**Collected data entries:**
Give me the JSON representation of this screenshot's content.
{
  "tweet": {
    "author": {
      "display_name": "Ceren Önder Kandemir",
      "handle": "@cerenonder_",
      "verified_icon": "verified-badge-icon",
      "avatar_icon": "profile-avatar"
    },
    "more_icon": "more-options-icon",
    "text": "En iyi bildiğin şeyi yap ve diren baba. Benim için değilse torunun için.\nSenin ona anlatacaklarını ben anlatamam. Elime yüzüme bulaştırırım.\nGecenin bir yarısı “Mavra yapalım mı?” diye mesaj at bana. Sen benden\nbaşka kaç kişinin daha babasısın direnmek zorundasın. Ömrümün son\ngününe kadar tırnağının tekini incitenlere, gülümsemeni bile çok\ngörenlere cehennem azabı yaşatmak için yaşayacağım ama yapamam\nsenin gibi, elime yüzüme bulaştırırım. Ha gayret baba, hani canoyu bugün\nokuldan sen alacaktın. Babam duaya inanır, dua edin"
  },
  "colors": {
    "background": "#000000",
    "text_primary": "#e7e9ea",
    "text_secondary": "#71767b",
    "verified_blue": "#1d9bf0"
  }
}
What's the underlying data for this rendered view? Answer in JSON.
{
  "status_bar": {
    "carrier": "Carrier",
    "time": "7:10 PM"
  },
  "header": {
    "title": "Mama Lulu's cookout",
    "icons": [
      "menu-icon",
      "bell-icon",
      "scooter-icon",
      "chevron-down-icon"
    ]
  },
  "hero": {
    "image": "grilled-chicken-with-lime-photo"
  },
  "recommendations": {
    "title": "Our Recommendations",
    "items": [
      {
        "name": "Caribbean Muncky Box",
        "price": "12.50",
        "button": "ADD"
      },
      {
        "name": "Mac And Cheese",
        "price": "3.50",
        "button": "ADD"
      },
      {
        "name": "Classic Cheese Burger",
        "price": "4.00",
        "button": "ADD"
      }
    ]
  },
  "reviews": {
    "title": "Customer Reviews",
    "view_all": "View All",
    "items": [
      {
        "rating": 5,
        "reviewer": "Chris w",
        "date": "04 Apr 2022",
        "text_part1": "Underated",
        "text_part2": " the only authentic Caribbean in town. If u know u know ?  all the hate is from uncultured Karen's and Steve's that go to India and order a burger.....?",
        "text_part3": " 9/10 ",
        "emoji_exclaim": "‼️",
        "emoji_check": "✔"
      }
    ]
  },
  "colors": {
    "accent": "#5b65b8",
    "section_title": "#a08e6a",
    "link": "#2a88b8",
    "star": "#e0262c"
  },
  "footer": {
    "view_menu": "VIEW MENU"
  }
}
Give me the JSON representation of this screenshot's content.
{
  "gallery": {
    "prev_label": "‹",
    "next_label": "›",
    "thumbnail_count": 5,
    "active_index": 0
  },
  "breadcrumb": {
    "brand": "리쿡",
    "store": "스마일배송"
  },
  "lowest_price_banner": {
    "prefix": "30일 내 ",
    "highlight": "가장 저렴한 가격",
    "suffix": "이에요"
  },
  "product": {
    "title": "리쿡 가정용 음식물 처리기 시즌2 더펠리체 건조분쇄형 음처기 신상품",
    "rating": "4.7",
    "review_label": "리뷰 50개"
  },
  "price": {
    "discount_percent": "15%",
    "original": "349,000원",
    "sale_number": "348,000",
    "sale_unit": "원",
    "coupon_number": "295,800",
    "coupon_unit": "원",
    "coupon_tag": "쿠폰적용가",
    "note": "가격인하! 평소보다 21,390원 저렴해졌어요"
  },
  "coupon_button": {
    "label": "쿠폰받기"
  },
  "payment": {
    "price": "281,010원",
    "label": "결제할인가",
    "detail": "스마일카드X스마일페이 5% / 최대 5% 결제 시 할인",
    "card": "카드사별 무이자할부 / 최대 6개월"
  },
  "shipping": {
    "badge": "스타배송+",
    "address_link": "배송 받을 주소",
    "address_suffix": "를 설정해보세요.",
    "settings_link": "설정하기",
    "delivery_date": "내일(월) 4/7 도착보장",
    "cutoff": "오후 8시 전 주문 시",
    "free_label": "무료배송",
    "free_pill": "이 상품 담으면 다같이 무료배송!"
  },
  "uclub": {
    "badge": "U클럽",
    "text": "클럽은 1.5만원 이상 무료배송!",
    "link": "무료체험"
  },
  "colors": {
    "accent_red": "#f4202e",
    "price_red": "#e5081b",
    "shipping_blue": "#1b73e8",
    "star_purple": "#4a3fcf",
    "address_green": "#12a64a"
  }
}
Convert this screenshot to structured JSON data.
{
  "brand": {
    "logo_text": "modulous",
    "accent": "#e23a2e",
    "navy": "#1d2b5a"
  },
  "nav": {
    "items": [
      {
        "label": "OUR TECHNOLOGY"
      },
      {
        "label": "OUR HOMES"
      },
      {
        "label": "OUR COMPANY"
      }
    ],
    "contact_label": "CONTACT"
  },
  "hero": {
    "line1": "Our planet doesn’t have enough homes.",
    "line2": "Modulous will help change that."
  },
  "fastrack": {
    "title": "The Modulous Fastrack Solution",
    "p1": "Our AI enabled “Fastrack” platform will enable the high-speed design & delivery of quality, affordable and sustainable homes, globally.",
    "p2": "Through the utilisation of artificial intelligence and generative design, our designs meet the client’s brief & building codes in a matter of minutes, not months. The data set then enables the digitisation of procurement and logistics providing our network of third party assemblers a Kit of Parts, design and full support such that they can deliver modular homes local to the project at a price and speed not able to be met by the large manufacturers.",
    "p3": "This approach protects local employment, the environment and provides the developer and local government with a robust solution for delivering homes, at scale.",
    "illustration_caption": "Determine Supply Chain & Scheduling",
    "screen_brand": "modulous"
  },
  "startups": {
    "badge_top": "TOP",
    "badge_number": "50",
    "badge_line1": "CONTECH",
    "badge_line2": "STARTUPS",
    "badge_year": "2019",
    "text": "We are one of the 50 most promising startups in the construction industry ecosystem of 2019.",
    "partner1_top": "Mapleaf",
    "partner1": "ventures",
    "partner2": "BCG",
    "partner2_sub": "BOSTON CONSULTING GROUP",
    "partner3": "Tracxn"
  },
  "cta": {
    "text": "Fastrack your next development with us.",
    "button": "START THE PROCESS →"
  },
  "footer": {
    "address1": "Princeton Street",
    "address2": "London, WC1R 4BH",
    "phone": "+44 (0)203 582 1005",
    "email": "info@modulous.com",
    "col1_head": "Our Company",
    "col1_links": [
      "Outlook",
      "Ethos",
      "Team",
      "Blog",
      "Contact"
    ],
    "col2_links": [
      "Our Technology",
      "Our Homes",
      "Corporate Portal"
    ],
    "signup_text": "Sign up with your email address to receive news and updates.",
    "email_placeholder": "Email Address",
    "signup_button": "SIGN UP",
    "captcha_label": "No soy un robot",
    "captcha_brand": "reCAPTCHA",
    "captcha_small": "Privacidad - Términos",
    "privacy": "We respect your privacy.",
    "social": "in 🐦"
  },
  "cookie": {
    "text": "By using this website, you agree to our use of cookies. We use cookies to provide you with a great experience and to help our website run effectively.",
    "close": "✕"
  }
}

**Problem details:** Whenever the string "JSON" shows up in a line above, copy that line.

**Output for this task:**
Give me the JSON representation of this screenshot's content.
What's the underlying data for this rendered view? Answer in JSON.
Give me the JSON representation of this screenshot's content.
Convert this screenshot to structured JSON data.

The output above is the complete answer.